As I prayerfully consider whether an issue needs to be addressed or not, I’ve found it helpful to ask myself if I’m avoiding it because I don’t want to risk ruining a relationship.  Is whatever is bothering me really worth severing ties with the person?  In other words, is it really that important?  I also ask myself if I’m avoiding an issue because of how it might make me feel if I speak up, instead of saying what is right or what needs to be done.  For example, if someone is being negative and hurtful to themselves or others, chances are, the best thing to do is to discuss the issue with the person.  If we make the choice not to address the issue out of fear about the outcome, it may not be the best choice, especially if we have to live or work for or with this type of person.  The stress of not addressing the hard things can sometimes far outweigh the actual act of doing something about it.

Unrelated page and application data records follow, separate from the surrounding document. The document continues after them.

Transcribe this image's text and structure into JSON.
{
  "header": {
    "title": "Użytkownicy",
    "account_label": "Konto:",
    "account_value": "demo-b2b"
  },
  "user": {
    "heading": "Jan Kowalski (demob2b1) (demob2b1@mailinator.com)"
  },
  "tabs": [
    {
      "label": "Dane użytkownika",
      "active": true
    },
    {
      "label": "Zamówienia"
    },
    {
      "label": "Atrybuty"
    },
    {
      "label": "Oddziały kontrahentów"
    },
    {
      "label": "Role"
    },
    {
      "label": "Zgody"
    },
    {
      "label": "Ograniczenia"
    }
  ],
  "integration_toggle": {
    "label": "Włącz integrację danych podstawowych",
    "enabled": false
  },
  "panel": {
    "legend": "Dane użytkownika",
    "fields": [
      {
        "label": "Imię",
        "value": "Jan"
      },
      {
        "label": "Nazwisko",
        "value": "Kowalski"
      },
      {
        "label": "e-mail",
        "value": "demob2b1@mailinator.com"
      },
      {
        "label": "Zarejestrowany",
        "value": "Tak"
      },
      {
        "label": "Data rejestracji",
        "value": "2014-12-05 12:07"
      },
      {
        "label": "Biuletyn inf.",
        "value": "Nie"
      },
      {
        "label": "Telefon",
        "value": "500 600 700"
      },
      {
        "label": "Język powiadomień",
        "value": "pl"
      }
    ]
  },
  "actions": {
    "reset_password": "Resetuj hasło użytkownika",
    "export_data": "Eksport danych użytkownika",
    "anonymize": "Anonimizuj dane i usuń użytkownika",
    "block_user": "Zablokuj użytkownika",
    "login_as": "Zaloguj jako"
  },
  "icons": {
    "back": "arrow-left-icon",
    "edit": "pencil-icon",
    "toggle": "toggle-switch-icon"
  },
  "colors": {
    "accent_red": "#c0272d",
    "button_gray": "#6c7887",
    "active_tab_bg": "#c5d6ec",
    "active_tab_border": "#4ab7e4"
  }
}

Once we speak up, confident that we are speaking with the love of Christ empowering us and not from our emotions, we can rest knowing that even if our words aren’t received well, we have done our part.  If our words are accepted, of course, we will have the satisfaction of knowing that addressing the problem was effective.  Either way though, tackling the giant of fear, is worth the risk when there is an issue that needs to be confronted.

Recently, I confronted an issue that needed to be addressed and the outcome wasn’t what I had hoped it would be.  Afterwards, I questioned and doubted myself, but inside, I know that I said what needed to be said, how it needed to be said.  As a result, the only regret that I have is that the person didn’t respond the way that I had hoped.  I feel better knowing that I said what needed to be said.

Many verses, such as in Proverbs 17:28 when it instructs, “Even a fool who keeps silent is considered wise; when he closes his lips, he is deemed intelligent,” remind us of the importance of keeping quiet and measuring our words carefully.  In fact, Proverbs 18:2 says, “A fool takes no pleasure in understanding, but only in expressing his opinion.”  We have to be confident that what we are saying is not being said to prove our superiority or ‘rightness,’ but it’s being said, rooted in our love and care for our person, in hopes of a good outcome.  Being led by the Spirit with the right motive is of the utmost importance because again, regardless of the outcome, we won’t have any regrets.

Proverbs 15:1 says, “A soft answer turns away wrath, but a harsh word stirs up anger.” We have to really be led to know how we should confront issues, but usually a soft, kind approach is best.  Even in doing this, some won’t respond well, but we have to remember another scripture in Ephesians 4:29 telling us, “Let no corrupting talk come out of your mouths, but only such as is good for building up, as fits the occasion, that it may give grace to those who hear.”  Even when we are met with opposition and unkind words, we are instructed to only say things that build up, remembering never to tear down in retaliation.

When our motivation to say what needs to be said is not out of any selfish ambition or motives, but instead comes from a pure place, grounded in our love for God and His people, we can stand in the face of a negative response.  We can know that we’ve done all we can do to help and improve our relationships and situations with others.  Although we are called to be compassionate, loving, and kind-hearted, we are also called to be honest, courageous, and bold, recognizing the need to say what needs to be said when the time arises.